About this exercise = Working from the listing below, pick each line containing the word "days" and copy it.

- Opening Delimiter -

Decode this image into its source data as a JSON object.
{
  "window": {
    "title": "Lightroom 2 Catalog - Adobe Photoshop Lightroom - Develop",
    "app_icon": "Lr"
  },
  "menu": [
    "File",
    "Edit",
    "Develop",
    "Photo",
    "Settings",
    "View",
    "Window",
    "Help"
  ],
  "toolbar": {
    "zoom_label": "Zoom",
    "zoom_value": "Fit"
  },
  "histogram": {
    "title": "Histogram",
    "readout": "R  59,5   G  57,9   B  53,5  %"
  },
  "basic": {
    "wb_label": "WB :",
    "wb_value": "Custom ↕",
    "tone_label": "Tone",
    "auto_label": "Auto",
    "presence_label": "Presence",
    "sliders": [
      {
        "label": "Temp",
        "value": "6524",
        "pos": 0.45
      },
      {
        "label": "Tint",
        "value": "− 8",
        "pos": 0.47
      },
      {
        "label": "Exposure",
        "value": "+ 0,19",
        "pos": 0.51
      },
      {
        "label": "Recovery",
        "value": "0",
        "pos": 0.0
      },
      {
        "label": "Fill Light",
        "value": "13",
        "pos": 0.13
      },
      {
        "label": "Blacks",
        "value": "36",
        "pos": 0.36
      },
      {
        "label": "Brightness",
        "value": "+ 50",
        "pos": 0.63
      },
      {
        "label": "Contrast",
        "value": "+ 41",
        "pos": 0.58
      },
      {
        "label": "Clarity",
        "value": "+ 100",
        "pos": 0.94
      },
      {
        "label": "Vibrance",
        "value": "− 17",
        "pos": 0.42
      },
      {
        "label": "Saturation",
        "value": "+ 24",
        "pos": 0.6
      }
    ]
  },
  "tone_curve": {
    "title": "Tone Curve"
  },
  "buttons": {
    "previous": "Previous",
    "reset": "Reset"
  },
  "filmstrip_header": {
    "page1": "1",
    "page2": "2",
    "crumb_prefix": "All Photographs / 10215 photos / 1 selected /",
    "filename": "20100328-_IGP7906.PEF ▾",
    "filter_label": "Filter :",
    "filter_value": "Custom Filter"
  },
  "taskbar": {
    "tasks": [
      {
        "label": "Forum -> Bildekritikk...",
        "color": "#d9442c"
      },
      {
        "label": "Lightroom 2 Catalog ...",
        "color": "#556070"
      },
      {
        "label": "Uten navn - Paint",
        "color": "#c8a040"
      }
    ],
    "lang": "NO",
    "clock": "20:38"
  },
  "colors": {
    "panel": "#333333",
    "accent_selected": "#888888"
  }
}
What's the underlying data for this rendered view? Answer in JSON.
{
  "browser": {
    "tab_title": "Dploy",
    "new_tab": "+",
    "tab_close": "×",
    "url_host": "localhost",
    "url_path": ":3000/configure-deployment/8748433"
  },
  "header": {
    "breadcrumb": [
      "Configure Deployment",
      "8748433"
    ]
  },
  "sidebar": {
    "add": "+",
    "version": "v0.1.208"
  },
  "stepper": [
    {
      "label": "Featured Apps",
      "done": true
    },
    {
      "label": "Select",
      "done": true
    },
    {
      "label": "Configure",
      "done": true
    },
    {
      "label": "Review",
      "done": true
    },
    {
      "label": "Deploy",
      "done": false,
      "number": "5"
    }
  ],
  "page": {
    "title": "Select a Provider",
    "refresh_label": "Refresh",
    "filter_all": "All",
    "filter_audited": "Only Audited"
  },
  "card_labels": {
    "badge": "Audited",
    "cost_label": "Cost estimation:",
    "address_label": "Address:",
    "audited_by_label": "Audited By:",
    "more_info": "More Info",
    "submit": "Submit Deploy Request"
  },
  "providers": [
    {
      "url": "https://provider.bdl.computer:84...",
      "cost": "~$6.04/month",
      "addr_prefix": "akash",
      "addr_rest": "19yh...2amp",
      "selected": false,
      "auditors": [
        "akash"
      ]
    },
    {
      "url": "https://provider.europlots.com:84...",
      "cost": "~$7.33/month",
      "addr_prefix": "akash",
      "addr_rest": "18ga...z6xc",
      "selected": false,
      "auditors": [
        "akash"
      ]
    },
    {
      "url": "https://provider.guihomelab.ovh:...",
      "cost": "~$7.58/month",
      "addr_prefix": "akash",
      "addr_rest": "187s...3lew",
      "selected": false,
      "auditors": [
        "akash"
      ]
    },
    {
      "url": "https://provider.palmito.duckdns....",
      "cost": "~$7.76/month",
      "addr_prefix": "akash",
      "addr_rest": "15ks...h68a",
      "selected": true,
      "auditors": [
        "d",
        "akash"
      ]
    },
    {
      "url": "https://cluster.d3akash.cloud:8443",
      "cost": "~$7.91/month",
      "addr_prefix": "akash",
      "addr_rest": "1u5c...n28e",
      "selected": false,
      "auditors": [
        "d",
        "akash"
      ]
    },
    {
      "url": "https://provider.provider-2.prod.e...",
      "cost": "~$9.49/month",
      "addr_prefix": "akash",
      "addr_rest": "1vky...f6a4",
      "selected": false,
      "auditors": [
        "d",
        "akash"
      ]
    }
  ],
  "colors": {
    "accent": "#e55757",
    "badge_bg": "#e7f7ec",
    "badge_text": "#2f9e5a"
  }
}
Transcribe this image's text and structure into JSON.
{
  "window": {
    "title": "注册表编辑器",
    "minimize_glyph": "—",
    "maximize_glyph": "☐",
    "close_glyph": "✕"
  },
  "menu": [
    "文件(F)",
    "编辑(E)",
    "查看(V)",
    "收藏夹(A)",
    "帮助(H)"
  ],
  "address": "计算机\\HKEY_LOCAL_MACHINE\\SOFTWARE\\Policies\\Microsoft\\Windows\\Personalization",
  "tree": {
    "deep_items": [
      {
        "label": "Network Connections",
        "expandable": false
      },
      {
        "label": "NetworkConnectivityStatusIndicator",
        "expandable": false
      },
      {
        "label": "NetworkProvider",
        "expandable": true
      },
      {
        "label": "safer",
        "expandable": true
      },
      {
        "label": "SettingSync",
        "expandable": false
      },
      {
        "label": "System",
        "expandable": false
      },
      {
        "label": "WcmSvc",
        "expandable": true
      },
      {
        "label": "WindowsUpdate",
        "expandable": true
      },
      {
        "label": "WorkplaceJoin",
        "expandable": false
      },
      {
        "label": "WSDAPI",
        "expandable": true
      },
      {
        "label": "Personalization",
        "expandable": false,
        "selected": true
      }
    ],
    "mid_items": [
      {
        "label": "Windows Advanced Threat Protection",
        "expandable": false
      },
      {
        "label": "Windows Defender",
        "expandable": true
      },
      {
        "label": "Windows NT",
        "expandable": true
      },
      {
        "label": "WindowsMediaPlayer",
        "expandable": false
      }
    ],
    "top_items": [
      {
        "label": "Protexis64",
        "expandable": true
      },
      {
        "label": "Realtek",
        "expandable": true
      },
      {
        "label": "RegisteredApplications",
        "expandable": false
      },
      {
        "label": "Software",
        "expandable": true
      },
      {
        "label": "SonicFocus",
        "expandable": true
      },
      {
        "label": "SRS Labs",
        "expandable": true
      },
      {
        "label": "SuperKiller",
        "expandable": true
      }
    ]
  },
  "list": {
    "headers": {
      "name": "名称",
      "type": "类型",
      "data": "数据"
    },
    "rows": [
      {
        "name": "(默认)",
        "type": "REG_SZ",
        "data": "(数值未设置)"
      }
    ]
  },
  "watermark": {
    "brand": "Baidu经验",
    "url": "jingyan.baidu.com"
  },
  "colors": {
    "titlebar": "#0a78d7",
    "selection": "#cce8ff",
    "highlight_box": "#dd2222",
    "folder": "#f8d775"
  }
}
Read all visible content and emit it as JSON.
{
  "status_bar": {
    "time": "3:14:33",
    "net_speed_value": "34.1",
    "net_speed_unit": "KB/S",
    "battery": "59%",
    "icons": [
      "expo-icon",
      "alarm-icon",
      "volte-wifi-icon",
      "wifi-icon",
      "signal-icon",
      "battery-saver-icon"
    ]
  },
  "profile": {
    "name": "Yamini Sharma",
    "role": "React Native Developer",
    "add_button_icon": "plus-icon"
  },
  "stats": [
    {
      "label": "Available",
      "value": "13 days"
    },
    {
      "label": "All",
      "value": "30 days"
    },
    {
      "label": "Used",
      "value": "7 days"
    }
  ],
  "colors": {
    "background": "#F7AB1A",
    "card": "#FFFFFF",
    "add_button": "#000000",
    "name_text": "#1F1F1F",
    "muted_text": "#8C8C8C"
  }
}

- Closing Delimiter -

Solved problem =
      "value": "13 days"
      "value": "30 days"
      "value": "7 days"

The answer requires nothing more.